GOOD NEWS, BAD NEWS …
The American economy created an estimated 211,000 new positions during the month of April, according to the latest data from the U.S. Bureau of Labor Statistics (BLS). That monthly estimate beat expectations of 190,000 new jobs – and dramatically exceeded March’s anemic print of 98,000 new jobs, which was actually revised downward to 79,000 upon further review.
February’s print of 219,000 new jobs was revised upward by 13,000 to 232,000.
The bad news? The number of Americans not participating in the labor force expanded by 162,000 in April – hitting a 2017 high of 94.375 million.
That’s a number we’d like to see go down …
As a result of the workforce shrinkage, the nation’s labor participation rate – the most critical of all employment indicators – dipped by 0.1 percent this month, sliding from 63 percent to 62.9 percent.[timed-content-server show=”2017-Apr-24 00:00:00 -0000″ hide=”2017-May-16 19:00:00 -0000″]
There are also lingering concerns over the quality of jobs being added to the workforce, and wages once again disappointed. Annual hourly earning growth grew by 2.5 percent in April, down 0.2 percent from March’s print.
For a detailed look at “where the jobs were” in April, check out this post from our friends at Zero Hedge.
Meanwhile, for those of you keeping score at home here’s the full BLS “employment situation report” for the month of April …
[tnc-pdf-viewer-iframe file=”https://www.fitsnews.com/wp-content/uploads/2017/05/empsit.pdf” width=”400″ height=”600″ download=”true” print=”true” fullscreen=”true” share=”true” zoom=”true” open=”true” pagenav=”true” logo=”false” find=”true” language=”en-US” page=”” default_zoom=”auto” pagemode=””]
Our thoughts on all this?
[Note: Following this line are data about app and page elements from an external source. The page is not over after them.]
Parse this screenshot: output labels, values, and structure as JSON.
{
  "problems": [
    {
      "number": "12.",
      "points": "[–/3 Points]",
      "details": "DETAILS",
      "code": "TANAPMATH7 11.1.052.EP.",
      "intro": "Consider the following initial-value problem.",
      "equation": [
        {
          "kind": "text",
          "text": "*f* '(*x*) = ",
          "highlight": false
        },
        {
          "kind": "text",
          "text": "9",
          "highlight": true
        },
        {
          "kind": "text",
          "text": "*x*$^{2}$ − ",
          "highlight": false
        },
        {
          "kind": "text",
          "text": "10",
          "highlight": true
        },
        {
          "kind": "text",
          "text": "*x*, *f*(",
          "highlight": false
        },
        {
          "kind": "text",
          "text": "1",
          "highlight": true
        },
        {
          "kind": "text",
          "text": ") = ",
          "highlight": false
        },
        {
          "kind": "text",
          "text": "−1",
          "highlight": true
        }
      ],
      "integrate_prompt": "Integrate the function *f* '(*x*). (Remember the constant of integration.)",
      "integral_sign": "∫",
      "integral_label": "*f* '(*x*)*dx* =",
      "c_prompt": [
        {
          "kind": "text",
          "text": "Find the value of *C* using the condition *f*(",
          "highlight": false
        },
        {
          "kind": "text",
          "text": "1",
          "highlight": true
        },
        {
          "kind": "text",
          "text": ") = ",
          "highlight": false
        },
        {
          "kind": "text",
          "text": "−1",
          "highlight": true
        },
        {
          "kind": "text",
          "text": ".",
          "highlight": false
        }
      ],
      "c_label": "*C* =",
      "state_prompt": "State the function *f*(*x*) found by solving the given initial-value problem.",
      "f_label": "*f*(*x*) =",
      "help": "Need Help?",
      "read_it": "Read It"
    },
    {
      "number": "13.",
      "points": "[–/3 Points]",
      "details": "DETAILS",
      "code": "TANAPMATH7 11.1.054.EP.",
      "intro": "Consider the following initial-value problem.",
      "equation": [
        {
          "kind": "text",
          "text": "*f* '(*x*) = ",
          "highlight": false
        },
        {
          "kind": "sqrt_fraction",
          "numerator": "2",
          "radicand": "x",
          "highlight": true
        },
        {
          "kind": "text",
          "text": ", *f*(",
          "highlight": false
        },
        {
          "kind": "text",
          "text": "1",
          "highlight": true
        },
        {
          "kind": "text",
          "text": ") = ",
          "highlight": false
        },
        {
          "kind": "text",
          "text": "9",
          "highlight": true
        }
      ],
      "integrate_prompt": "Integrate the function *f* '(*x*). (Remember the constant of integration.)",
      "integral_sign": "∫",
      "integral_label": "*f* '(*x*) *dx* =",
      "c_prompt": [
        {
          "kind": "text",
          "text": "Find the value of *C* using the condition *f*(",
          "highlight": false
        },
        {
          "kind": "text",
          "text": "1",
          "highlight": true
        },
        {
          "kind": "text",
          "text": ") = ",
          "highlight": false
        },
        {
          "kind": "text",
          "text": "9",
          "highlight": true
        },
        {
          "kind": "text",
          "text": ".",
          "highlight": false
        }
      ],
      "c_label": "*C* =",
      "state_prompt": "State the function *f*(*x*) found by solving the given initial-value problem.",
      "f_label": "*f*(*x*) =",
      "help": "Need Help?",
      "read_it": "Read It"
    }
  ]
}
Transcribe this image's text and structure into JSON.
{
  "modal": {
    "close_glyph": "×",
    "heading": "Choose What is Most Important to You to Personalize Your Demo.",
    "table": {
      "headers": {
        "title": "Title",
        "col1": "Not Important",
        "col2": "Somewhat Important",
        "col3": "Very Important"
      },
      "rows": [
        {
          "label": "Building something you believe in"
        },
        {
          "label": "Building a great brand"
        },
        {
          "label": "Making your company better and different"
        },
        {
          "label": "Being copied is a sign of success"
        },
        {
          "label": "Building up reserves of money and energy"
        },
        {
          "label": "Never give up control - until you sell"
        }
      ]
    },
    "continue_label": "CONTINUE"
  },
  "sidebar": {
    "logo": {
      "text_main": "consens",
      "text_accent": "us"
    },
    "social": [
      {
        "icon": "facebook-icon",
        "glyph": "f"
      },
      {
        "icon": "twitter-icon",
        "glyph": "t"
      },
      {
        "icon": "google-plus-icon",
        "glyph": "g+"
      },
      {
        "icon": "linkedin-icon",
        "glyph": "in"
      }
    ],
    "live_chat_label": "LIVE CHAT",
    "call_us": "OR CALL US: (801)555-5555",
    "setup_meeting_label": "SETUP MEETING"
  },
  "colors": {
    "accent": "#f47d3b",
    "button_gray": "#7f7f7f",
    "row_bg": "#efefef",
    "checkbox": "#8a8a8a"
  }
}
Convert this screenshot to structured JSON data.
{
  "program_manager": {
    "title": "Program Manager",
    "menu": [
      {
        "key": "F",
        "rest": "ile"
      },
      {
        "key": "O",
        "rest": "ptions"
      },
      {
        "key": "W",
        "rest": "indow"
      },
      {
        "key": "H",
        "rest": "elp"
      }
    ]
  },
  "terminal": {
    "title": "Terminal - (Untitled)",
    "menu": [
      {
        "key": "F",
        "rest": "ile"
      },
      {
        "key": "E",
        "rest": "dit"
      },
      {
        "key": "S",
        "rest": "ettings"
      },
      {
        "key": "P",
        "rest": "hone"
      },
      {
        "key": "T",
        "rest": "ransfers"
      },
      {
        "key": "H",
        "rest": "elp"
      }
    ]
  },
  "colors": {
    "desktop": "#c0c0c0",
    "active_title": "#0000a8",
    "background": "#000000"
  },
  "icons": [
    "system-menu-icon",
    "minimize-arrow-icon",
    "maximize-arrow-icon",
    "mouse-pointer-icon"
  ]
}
As the headline indicated, this month’s job report is a mixed bag. We’re glad to see a better number than last month, but the downtick in labor participation is troubling.
After a dismal first quarter, the economy is in desperate need of a spark … and this report frankly isn’t going to do the trick.
Still, middling news is better than bad news …
Our hope is “Republicans” in Washington, D.C. will eventually be able to get their acts together and remove the most onerous Obamacare provisions in the U.S. Senate – and get some broad-based middle class tax relief through both chambers.
Banner via iStock